“People need solutions that involve more than simply producing a part from a CAD file. Customers need a higher level of service when seeking a workable 3D print solution. Our clients have end uses for a part that we understand and that they look to us to help complete.”
This effort on Morpheus’s part to understand and ultimately, deliver, has led the studio to recognition for their specialty in high-end content for the movie, toy and entertainment industries. Experience along with the progression of technology ameliorated the goals for Morpheus to specialize and expand on its offerings for these industries. Zindroski credits his Xede printer for the studio’s ability to deliver results quickly and expertly, according to the needs of customers who were reproducing top-tier content.
“This technology has helped leapfrog us into what we’re offering today as a solution,” said Zindroski. “When we initially saw [it], we realized the benefit of being able to create something on the screen and physically and tangibly be able to create it.”
The 3SP Family of 3D printers offer surface quality that requires very little to no finishing, even in the instances of complicated geometries.
Zindroski also finds the Xede’s versatility a major boon to his purposes servicing character designers and other artists. Without the artist’s vision, the work would cease to be. As such, small details, texture and surface finish are of high importance to Zindroski and his customers. The platform’s adaptability especially lends itself to the sculptural detail often found in the art industry and was a big part of the decision to invest in EnvisionTEC’s technology to begin with: “We have the capability of balancing our capabilities to get a very high resolution print and expanding our capabilities to get a large area build volume – a lot of technologies that were available don’t have such versatility and the EnvisionTEC system (did),” Zindroski said.
“Extremely high resolution.”
Adam Ross, owner of Idol Workshop, is a longtime client of Morpheus Prototypes. He uses the RP service bureau to bring many of his digital designs to life.
Many arts and entertainment pieces that go to print are designed in fine-detail programs like Maya or ZBrush. It’s imperative to the client and the designer that these details are visible in the final product. “There is a very high expectation that the amount of detail that they see on screen is going to carry over into the 3D print,” says Ross. This necessity is what led Ross to Morpheus Prototypes for his production needs.
Ross says that Morpheus excels at removing supports from downward facing surfaces without altering the design. “When I began sending my parts to [Morpheus Prototypes], I started to notice how much cleaner my parts came off the build platforms,” he said. Ultimately what Ross enjoys about working with Morpheus is the teamwork involved in bringing pieces to life: Ross works on giving the character as much of the look and feel of the original inspiration as possible, then the studio translates the digital design process into 3D completion.

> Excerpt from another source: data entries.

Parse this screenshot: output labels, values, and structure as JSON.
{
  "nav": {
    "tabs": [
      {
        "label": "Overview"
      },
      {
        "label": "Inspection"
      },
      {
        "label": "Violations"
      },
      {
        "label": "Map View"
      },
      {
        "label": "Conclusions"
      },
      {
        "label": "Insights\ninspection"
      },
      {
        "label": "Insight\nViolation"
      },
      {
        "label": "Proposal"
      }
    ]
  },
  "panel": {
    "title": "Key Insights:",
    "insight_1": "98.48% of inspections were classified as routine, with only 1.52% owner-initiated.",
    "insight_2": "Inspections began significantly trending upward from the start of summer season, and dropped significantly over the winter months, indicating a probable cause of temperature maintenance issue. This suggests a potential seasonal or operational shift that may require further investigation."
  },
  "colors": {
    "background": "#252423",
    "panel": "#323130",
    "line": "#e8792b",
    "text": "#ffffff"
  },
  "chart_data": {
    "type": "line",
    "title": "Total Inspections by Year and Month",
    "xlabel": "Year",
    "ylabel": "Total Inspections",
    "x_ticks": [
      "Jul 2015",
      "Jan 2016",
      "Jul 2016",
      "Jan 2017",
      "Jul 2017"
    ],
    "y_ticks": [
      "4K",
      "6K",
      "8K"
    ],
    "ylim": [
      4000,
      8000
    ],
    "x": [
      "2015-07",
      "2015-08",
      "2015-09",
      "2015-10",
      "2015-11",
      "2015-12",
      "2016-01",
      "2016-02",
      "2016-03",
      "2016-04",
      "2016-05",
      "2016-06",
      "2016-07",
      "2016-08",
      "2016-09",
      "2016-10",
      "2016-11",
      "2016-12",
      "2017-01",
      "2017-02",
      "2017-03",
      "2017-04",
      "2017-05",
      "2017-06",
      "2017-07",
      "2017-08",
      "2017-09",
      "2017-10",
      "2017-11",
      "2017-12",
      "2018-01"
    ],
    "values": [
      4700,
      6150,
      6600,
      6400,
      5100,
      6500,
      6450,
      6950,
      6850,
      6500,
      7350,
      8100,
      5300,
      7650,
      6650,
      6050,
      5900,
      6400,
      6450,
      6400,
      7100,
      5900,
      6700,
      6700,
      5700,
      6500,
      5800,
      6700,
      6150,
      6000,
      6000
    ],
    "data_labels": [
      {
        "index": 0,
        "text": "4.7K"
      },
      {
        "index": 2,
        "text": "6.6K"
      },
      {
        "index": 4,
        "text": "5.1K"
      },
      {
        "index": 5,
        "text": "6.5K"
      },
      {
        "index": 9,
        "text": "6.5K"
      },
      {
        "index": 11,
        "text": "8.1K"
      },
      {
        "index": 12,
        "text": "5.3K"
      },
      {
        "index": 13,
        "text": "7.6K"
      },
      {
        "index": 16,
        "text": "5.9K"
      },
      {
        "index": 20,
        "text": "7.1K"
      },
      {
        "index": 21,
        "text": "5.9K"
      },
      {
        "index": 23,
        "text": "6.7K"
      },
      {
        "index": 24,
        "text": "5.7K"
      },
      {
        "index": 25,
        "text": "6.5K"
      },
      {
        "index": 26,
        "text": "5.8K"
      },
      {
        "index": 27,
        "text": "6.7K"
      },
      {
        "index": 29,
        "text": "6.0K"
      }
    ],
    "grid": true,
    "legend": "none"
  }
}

For Idol Workshops, Morpheus is one of many service bureaus who handle similar projects, but Morpheus is differentiated from its competition. The delineation is that Zindroski’s business model not only focuses on recreating a designer’s vision with a consideration for that concept’s ultimate function but also that the studio delivers such exceptional results. Ross uses Morpheus’s services because of the quality of their reproductions. Through the studio, Ross has access to EnvisionTEC 3D printing, and can “be able to create something on the screen, be able to reproduce it with that same surface structure, and be able to reproduce it on the EnvisionTEC.”